> [TASK REQUIREMENTS]: The number of lines with the string "this" in the listing below is all that should be reported.

> [EXTRACTED INFORMATION]:
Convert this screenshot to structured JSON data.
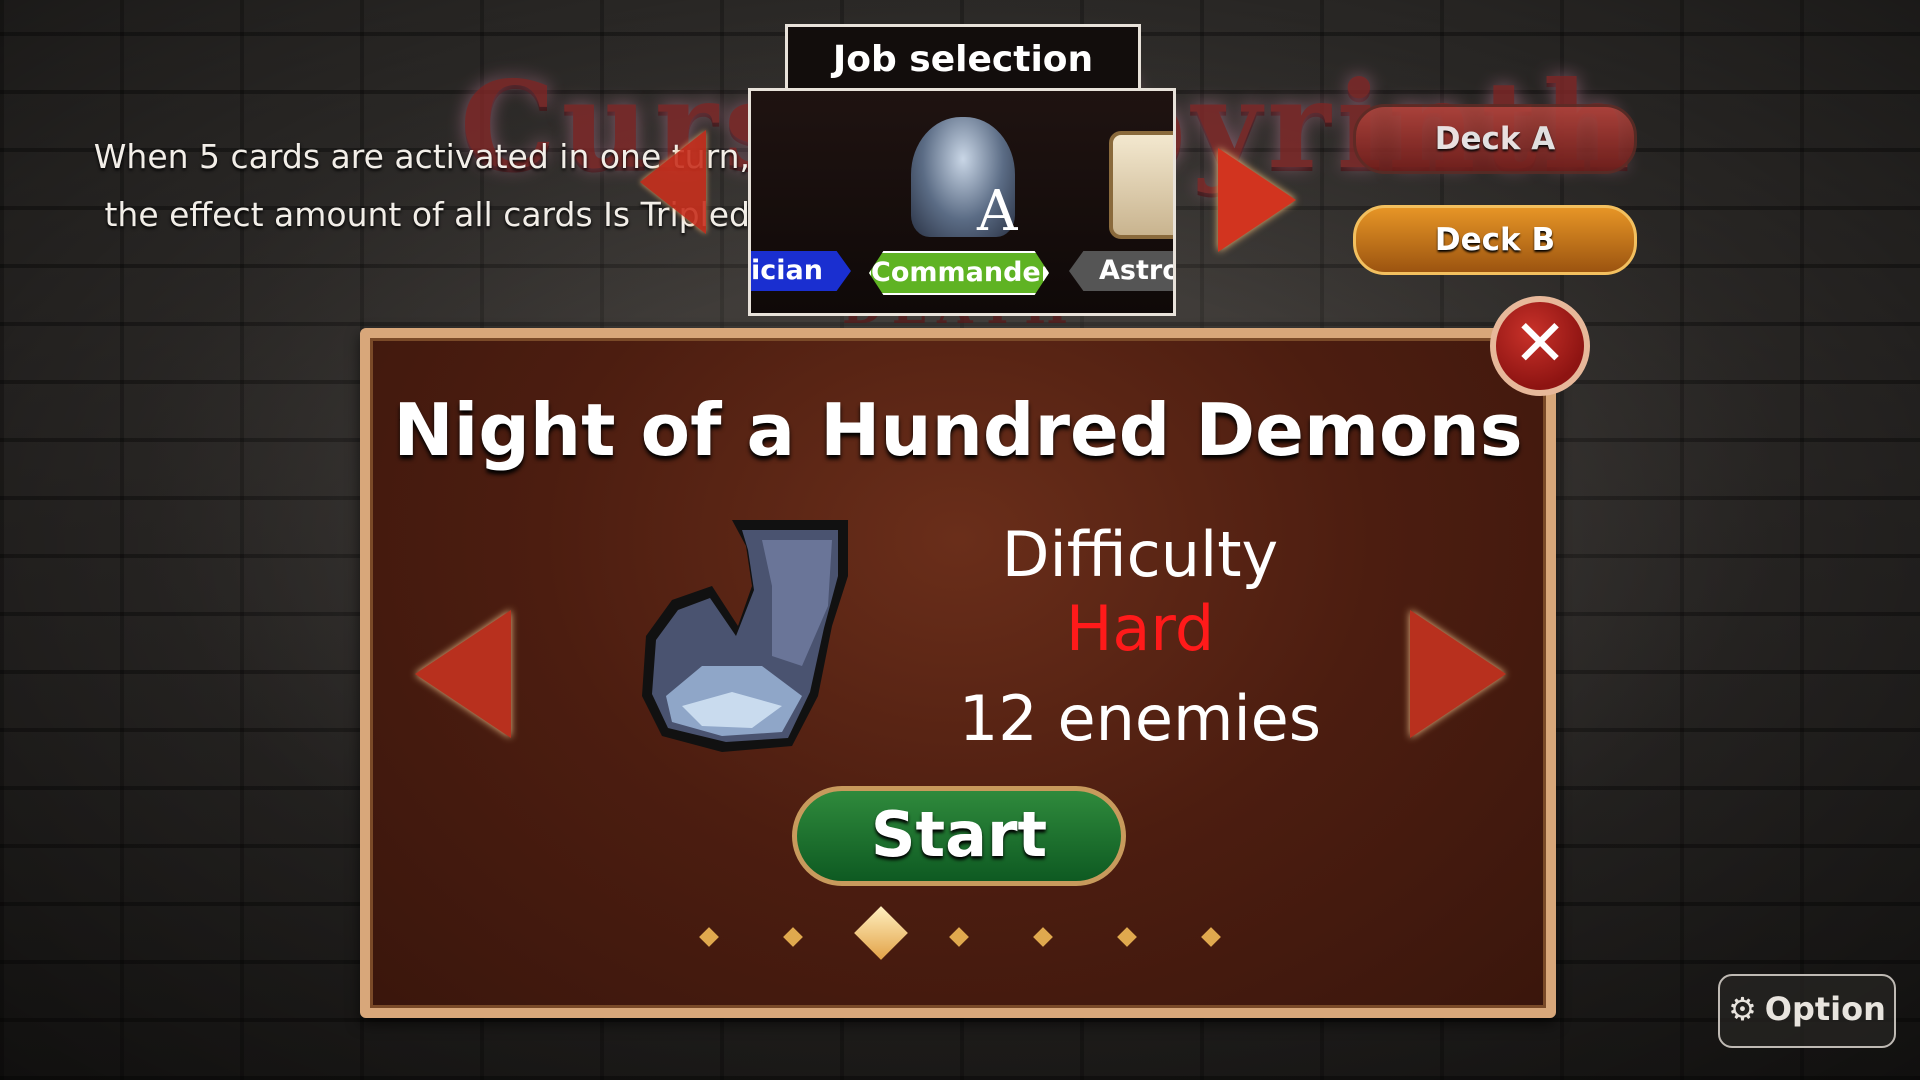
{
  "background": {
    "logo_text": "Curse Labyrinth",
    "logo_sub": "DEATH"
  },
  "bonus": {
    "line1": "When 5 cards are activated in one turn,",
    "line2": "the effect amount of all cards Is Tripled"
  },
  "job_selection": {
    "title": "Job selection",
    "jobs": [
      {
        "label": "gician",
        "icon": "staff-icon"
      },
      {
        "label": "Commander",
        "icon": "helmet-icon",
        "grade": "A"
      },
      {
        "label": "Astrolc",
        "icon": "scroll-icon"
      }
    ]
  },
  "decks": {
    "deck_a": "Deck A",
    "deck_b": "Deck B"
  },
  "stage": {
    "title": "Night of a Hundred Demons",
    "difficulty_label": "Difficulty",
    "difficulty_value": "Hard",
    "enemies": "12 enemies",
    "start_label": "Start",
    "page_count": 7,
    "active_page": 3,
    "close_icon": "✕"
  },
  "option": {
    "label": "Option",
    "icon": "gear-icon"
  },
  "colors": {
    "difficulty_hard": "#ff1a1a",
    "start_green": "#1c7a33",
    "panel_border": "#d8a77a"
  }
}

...

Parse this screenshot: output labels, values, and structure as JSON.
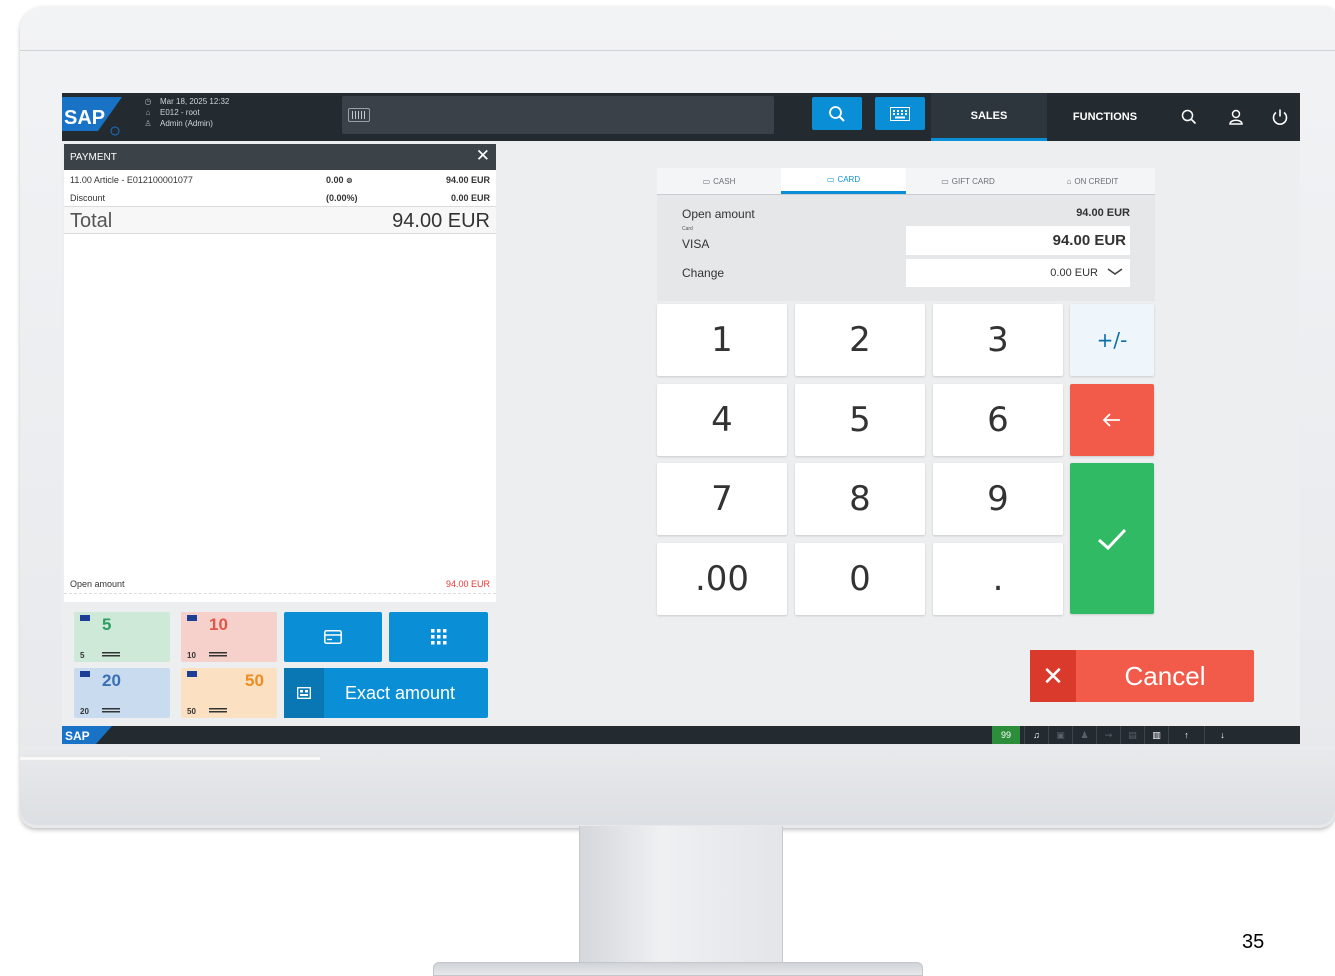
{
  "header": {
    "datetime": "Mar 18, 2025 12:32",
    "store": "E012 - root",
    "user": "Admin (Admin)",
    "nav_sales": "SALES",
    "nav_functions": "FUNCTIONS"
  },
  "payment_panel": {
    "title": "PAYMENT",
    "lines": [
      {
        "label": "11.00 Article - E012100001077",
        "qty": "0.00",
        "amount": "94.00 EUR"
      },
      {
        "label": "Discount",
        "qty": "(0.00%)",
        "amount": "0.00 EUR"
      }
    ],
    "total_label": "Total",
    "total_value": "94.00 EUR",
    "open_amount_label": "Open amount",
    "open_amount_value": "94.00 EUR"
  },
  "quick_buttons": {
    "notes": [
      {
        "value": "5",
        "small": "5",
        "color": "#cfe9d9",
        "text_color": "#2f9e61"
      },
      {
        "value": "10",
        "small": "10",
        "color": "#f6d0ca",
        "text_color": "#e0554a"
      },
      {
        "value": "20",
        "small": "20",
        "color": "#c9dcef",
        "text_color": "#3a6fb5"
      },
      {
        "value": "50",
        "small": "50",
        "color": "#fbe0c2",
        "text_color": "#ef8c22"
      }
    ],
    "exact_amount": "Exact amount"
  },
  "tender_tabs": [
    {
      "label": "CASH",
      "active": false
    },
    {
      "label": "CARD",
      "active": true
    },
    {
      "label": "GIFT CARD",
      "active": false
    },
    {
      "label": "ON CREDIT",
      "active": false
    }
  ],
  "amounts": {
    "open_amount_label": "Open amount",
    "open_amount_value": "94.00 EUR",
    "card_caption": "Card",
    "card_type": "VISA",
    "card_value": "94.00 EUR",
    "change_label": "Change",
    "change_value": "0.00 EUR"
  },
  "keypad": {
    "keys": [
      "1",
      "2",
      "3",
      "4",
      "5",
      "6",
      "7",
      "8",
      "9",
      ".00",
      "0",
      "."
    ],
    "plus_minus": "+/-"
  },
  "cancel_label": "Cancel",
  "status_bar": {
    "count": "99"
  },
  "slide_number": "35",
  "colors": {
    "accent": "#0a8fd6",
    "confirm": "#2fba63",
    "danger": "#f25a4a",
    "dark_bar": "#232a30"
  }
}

> [THE ANSWER]: 2